‘Devil’s Bargain’ introduces us to Jazz Callender as she sits in a seedy bar, getting lost to the bottom of a bottle. Jazz is an ex-cop at the end of her tether – two years ago her partner and best friend, Ben McCarthy, was convicted and imprisoned for murder. Ever since she’s been running a half-assed investigation trying to free him. While sitting in this seedy bar she is approached by a lawyer named James Borden, who represents firm ‘Gabriel, Pike & Laskins’. This firm has a proposition for Jazz – she get’s $100,000 to start up her own Private Investigations firm if she agrees to be partnered with ex-FBI/CIA agent Lucia Garza and the two of them agree to take on the firm’s priority cases, to be delivered in a red envelope.
As the story progresses, it is revealed that Gabriel, Pike & Laskins are funding Jazz and Lucia’s PI firm through ‘The Cross Society’ – and more specifically one man called Max Simms who is currently imprisoned for serial murder. Simms isn’t your typical con though – Max Simms claims that he can predict the future. From his holding cell he feeds his predictions through James Borden, who delivers them to Lucia and Jazz who in turn are making catastrophic changes to the universe by altering the cause of events.

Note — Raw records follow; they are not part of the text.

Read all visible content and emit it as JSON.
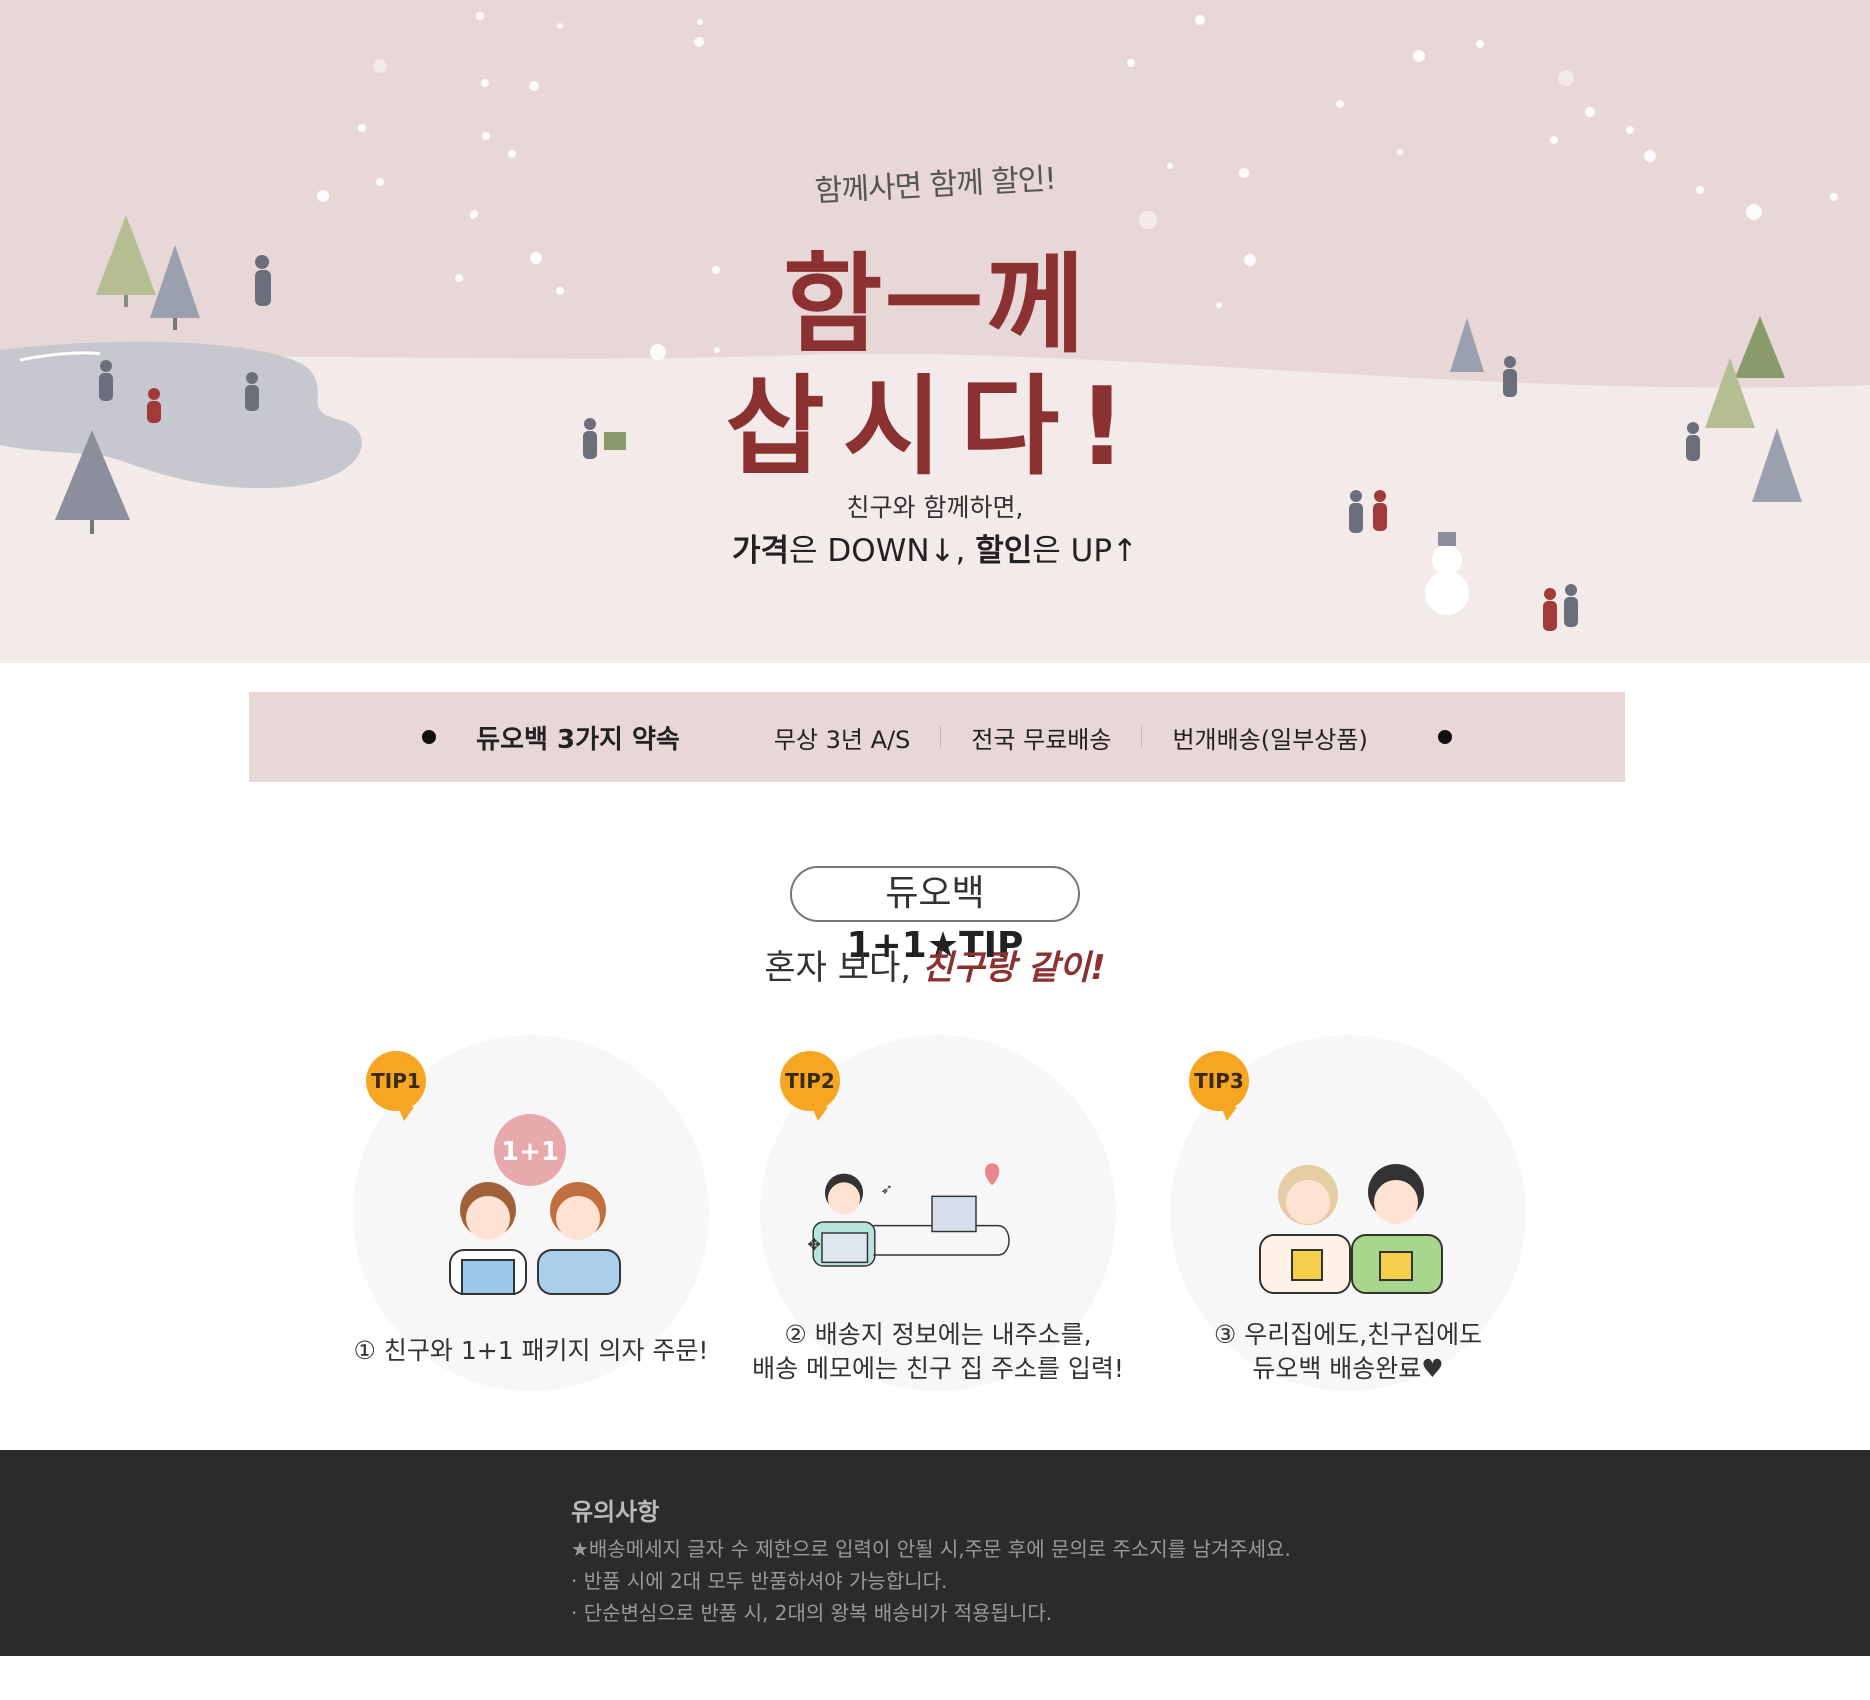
{
  "hero": {
    "kicker": "함께사면 함께 할인!",
    "title_line1": "함ㅡ께",
    "title_line2": "삽시다!",
    "sub_line1": "친구와 함께하면,",
    "sub_price_bold": "가격",
    "sub_price_rest": "은 DOWN↓, ",
    "sub_discount_bold": "할인",
    "sub_discount_rest": "은 UP↑"
  },
  "promise": {
    "title": "듀오백 3가지 약속",
    "items": [
      "무상 3년 A/S",
      "전국 무료배송",
      "번개배송(일부상품)"
    ]
  },
  "tip": {
    "pill_light": "듀오백 ",
    "pill_bold": "1+1★TIP",
    "sub_plain": "혼자 보다, ",
    "sub_bold": "친구랑 같이!",
    "cards": [
      {
        "badge": "TIP1",
        "bubble": "1+1",
        "caption_l1": "① 친구와 1+1 패키지 의자 주문!",
        "caption_l2": ""
      },
      {
        "badge": "TIP2",
        "caption_l1": "② 배송지 정보에는 내주소를,",
        "caption_l2": "배송 메모에는 친구 집 주소를 입력!"
      },
      {
        "badge": "TIP3",
        "caption_l1": "③ 우리집에도,친구집에도",
        "caption_l2": "듀오백 배송완료♥"
      }
    ]
  },
  "notice": {
    "heading": "유의사항",
    "lines": [
      "★배송메세지 글자 수 제한으로 입력이 안될 시,주문 후에 문의로 주소지를 남겨주세요.",
      "· 반품 시에 2대 모두 반품하셔야 가능합니다.",
      "· 단순변심으로 반품 시, 2대의 왕복 배송비가 적용됩니다."
    ]
  },
  "colors": {
    "hero_bg": "#e7d7d7",
    "snow_ground": "#f2e8e8",
    "title_red": "#8c3131",
    "badge_orange": "#f6a623",
    "notice_bg": "#2b2b2b"
  }
}
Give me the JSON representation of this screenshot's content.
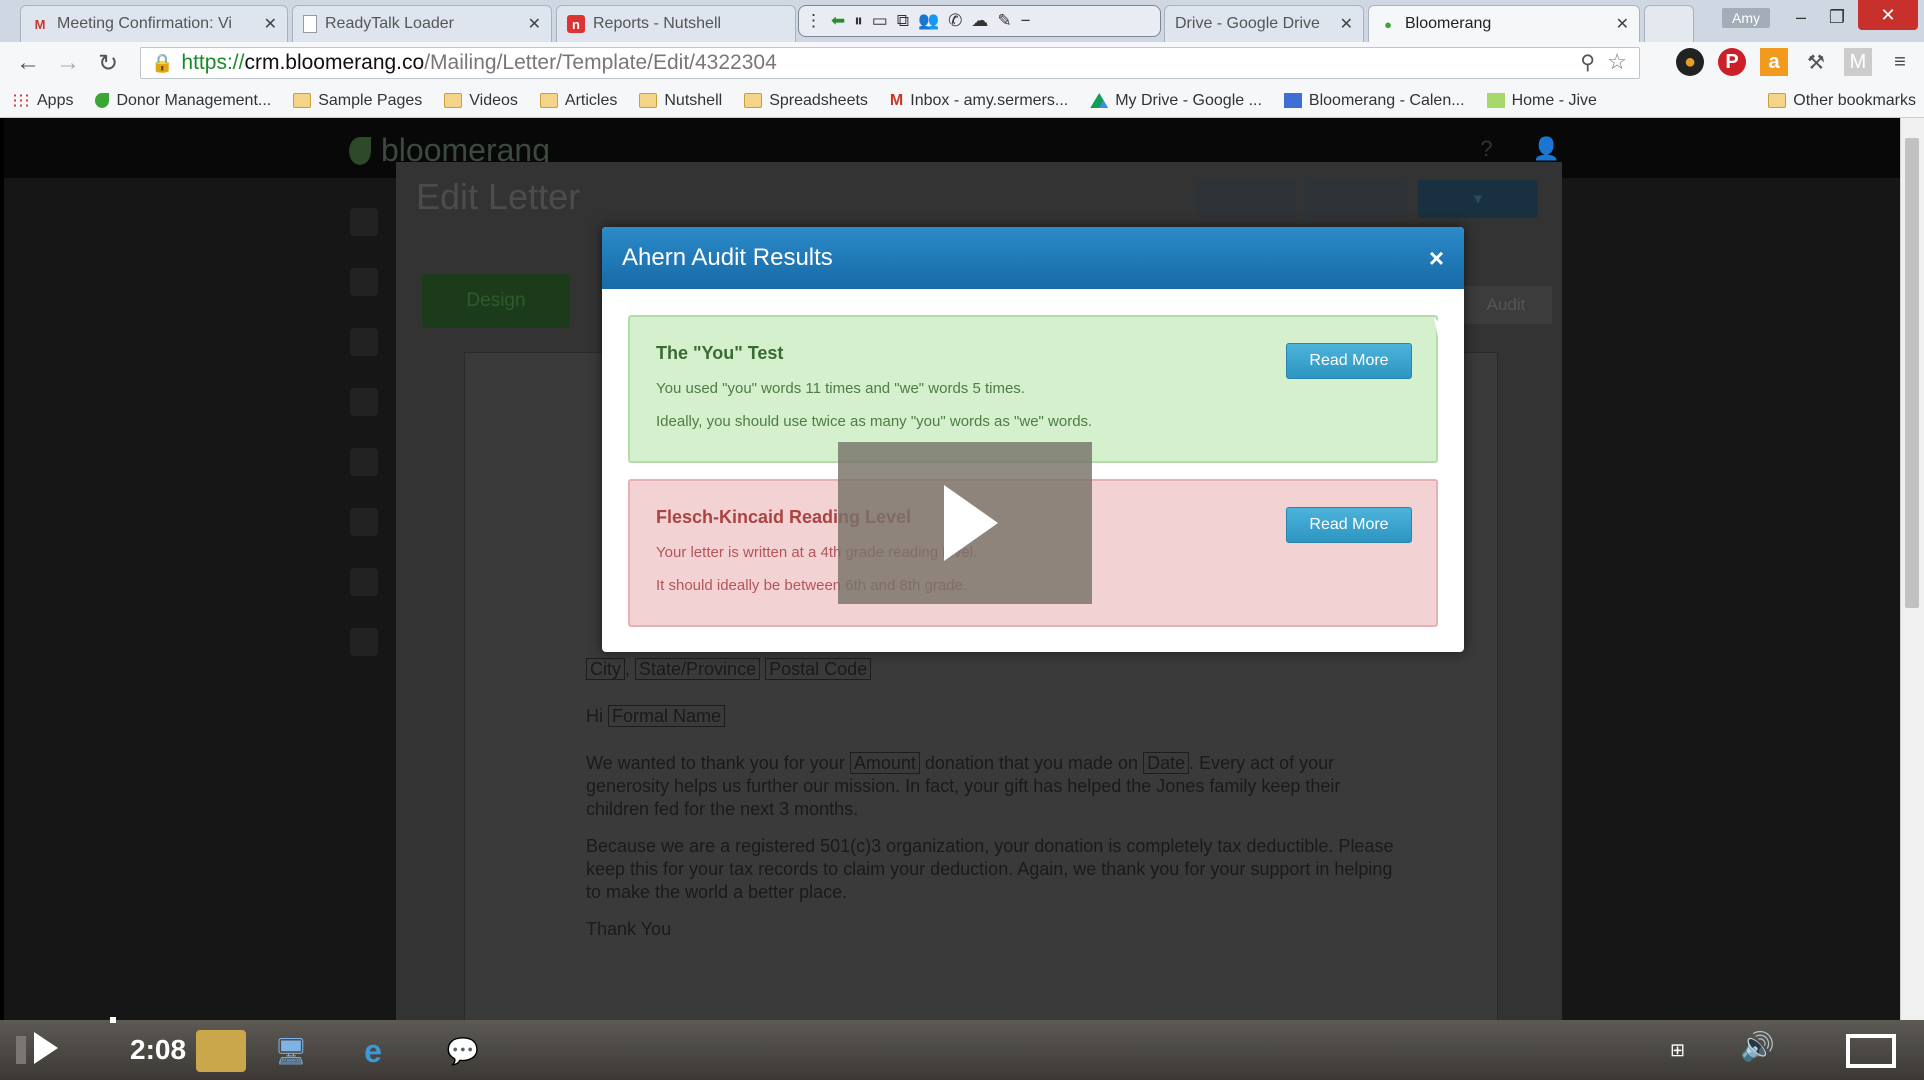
{
  "browser": {
    "tabs": [
      {
        "label": "Meeting Confirmation: Vi",
        "icon": "gmail-icon"
      },
      {
        "label": "ReadyTalk Loader",
        "icon": "page-icon"
      },
      {
        "label": "Reports - Nutshell",
        "icon": "nutshell-icon"
      },
      {
        "label": "Drive - Google Drive",
        "icon": "drive-icon"
      },
      {
        "label": "Bloomerang",
        "icon": "bloomerang-icon"
      }
    ],
    "user_badge": "Amy",
    "url": {
      "scheme": "https://",
      "host": "crm.bloomerang.co",
      "path": "/Mailing/Letter/Template/Edit/4322304"
    },
    "bookmarks": [
      {
        "label": "Apps",
        "icon": "apps-grid-icon"
      },
      {
        "label": "Donor Management...",
        "icon": "bloomerang-leaf-icon"
      },
      {
        "label": "Sample Pages",
        "icon": "folder-icon"
      },
      {
        "label": "Videos",
        "icon": "folder-icon"
      },
      {
        "label": "Articles",
        "icon": "folder-icon"
      },
      {
        "label": "Nutshell",
        "icon": "folder-icon"
      },
      {
        "label": "Spreadsheets",
        "icon": "folder-icon"
      },
      {
        "label": "Inbox - amy.sermers...",
        "icon": "gmail-icon"
      },
      {
        "label": "My Drive - Google ...",
        "icon": "drive-icon"
      },
      {
        "label": "Bloomerang - Calen...",
        "icon": "calendar-icon"
      },
      {
        "label": "Home - Jive",
        "icon": "jive-icon"
      }
    ],
    "other_bookmarks": "Other bookmarks"
  },
  "app": {
    "logo_text": "bloomerang",
    "page_title": "Edit Letter",
    "design_button": "Design",
    "audit_tab": "Audit"
  },
  "letter": {
    "address_city": "City",
    "address_state": "State/Province",
    "address_postal": "Postal Code",
    "greeting_prefix": "Hi",
    "greeting_field": "Formal Name",
    "p1_before_amount": "We wanted to thank you for your",
    "p1_amount_field": "Amount",
    "p1_middle": "donation that you made on",
    "p1_date_field": "Date",
    "p1_after": ". Every act of your generosity helps us further our mission. In fact, your gift has helped the Jones family keep their children fed for the next 3 months.",
    "p2": "Because we are a registered 501(c)3 organization, your donation is completely tax deductible. Please keep this for your tax records to claim your deduction. Again, we thank you for your support in helping to make the world a better place.",
    "closing": "Thank You"
  },
  "modal": {
    "title": "Ahern Audit Results",
    "close": "×",
    "results": [
      {
        "title": "The \"You\" Test",
        "line1": "You used \"you\" words 11 times and \"we\" words 5 times.",
        "line2": "Ideally, you should use twice as many \"you\" words as \"we\" words.",
        "button": "Read More",
        "status_color": "#d4f0cd"
      },
      {
        "title": "Flesch-Kincaid Reading Level",
        "line1": "Your letter is written at a 4th grade reading level.",
        "line2": "It should ideally be between 6th and 8th grade.",
        "button": "Read More",
        "status_color": "#f3d2d4"
      }
    ]
  },
  "video": {
    "time": "2:08"
  }
}
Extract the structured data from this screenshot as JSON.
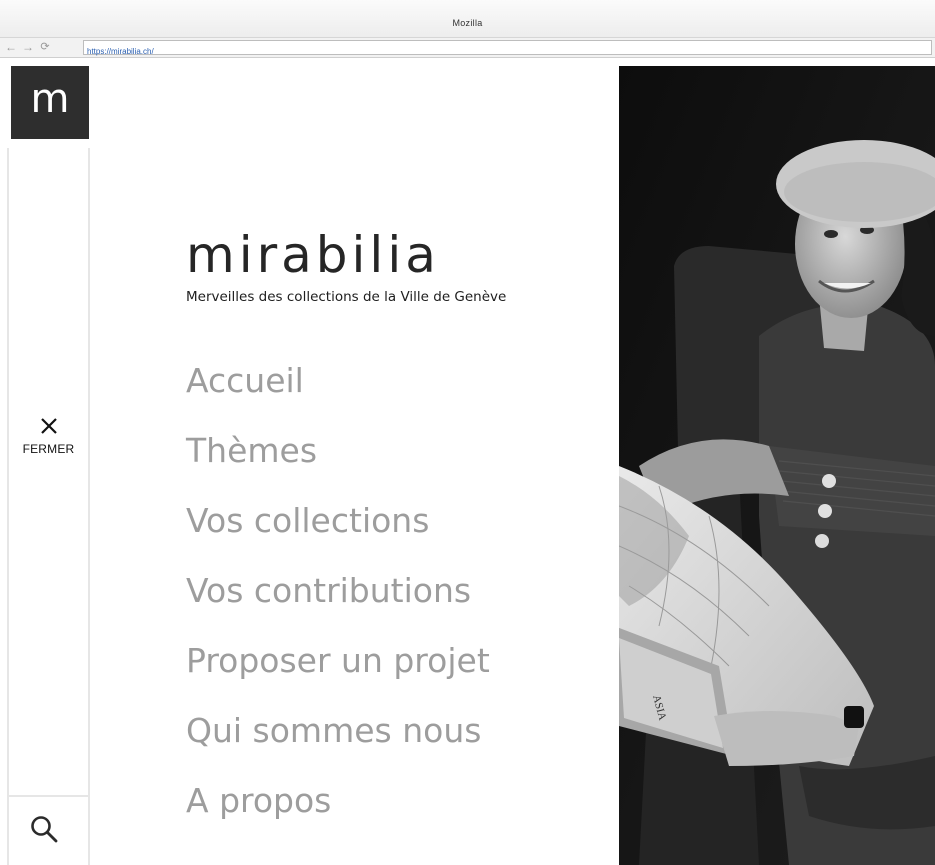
{
  "browser": {
    "window_title": "Mozilla",
    "url": "https://mirabilia.ch/",
    "nav_icons": {
      "back": "arrow-left-icon",
      "forward": "arrow-right-icon",
      "reload": "reload-icon"
    }
  },
  "sidebar": {
    "logo_letter": "m",
    "close_label": "FERMER",
    "close_icon": "close-icon",
    "search_icon": "search-icon"
  },
  "menu": {
    "brand": "mirabilia",
    "tagline": "Merveilles des collections de la Ville de Genève",
    "items": [
      {
        "label": "Accueil"
      },
      {
        "label": "Thèmes"
      },
      {
        "label": "Vos collections"
      },
      {
        "label": "Vos contributions"
      },
      {
        "label": "Proposer un projet"
      },
      {
        "label": "Qui sommes nous"
      },
      {
        "label": "A propos"
      }
    ]
  },
  "colors": {
    "logo_tile": "#2e2e2e",
    "menu_text": "#9d9d9d",
    "brand_text": "#262626",
    "url_text": "#2a5fb0"
  }
}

It’s not as good as Caine’s other series. I can’t quite put my finger on it, but ‘Red Letter Days’ definitely falls short.
Maybe it’s the vague genre. ‘Morganville Vampires’ and ‘Weather Warden’ are both firmly Urban Fantasy – and while ‘Red Letter Days’ does have elements of the supernatural with its psychic storyline, the crime mystery elements kind of outweigh the paranormal, leaving the books in a strange genre limbo.
‘Devil’s Bargain’ is told from Jazz’s perspective. ‘Devil’s Due’ from Lucia’s. The narration change is a little jarring, but as the story progresses in ‘Due’ you realize a change-up in narration was integral to plot pace.
One trademark in all of Caine’s series is a strong romantic element. In all of her series Caine likes to pair her leading ladies up with their soul mates, and ‘Red Letter Days’ is no different. Jazz’s leading man is lawyer James Borden. Lucia’s honey is Ben McCarthy, Jazz’s ex police partner who was wrongly convicted of murder.
I didn’t really feel the heat between James Borden and Jazz. There’s lots of lingering looks and naked speculation, but their romance didn’t spark the same way Caine’s other couples have – James & Jazz didn’t have the same chemistry as Claire & Shane (Morganville Vampires) or Jo & David (Weather Warden). I did like Jazz – she reminded me a little bit of Veronica Mars; a snarky Alpha-female. I preferred Jazz to Lucia (who is a statuesque Latina goddess) and while the narration switch aided plot pace, I would have preferred sticking with Jazz.
I felt a little more heat between Lucia & Ben, but they have added intensity by the fact that Ben’s been in prison for 2 years and is a little… eager. Despite that, their relationship is a bit awkward because Jazz & Ben also share a special bond – and there are hints of jealousy.
I was especially disappointed by the romance in both books because I expected some steamy scenes, judging by the publishers. ‘Silhouette Bombshell’ published the books, which was a Harlequin line with the MO of featuring strong heroines in action-packed storylines. Because ‘Silhouette’ was a Harlequin faction I thought romance and steaminess were guaranteed – not the case, unfortunately.
The plot in ‘Devils Bargain’ takes a while to pick up the pace. It’s not until halfway through the book that Jazz and Lucia discover the revelation that they are working for a psychic and carrying out his chaos-theory predictions.
The ‘Red Letter Days’ series also falls short because it feels incomplete. The psychic storyline definitely has a feel of longevity to it, and the series probably would have improved the deeper Caine explored the conspiracy theories. But unfortunately Harlequin’s ‘Silhouette Bombshell’ line was discontinued in 2007. Meaning the series, and Caine’s rights, died along with the book franchise.
I really wanted to love this series. I am a huge Rachel Caine fan; I adore her ‘Weather Warden’ and ‘Morganville Vampires’ series, and assumed that ‘Red Letter Days’ was guaranteed to please. ‘Red Letter Days’ has all the elements I enjoy; a mix of paranormal and mystery. However it just didn’t click for me. I was probably ranking it too harshly against ‘Morganville Vampires’ and ‘Weather Warden’, but how could I not?
Even if you’re a die-hard Caine fan, I probably wouldn’t recommend you bother with this series. It’s definitely not on-par with her other books, and the fact that the series was cut-short by the publisher’s liquidation means you’ll be reading a ‘work in progress’ that will never be completed.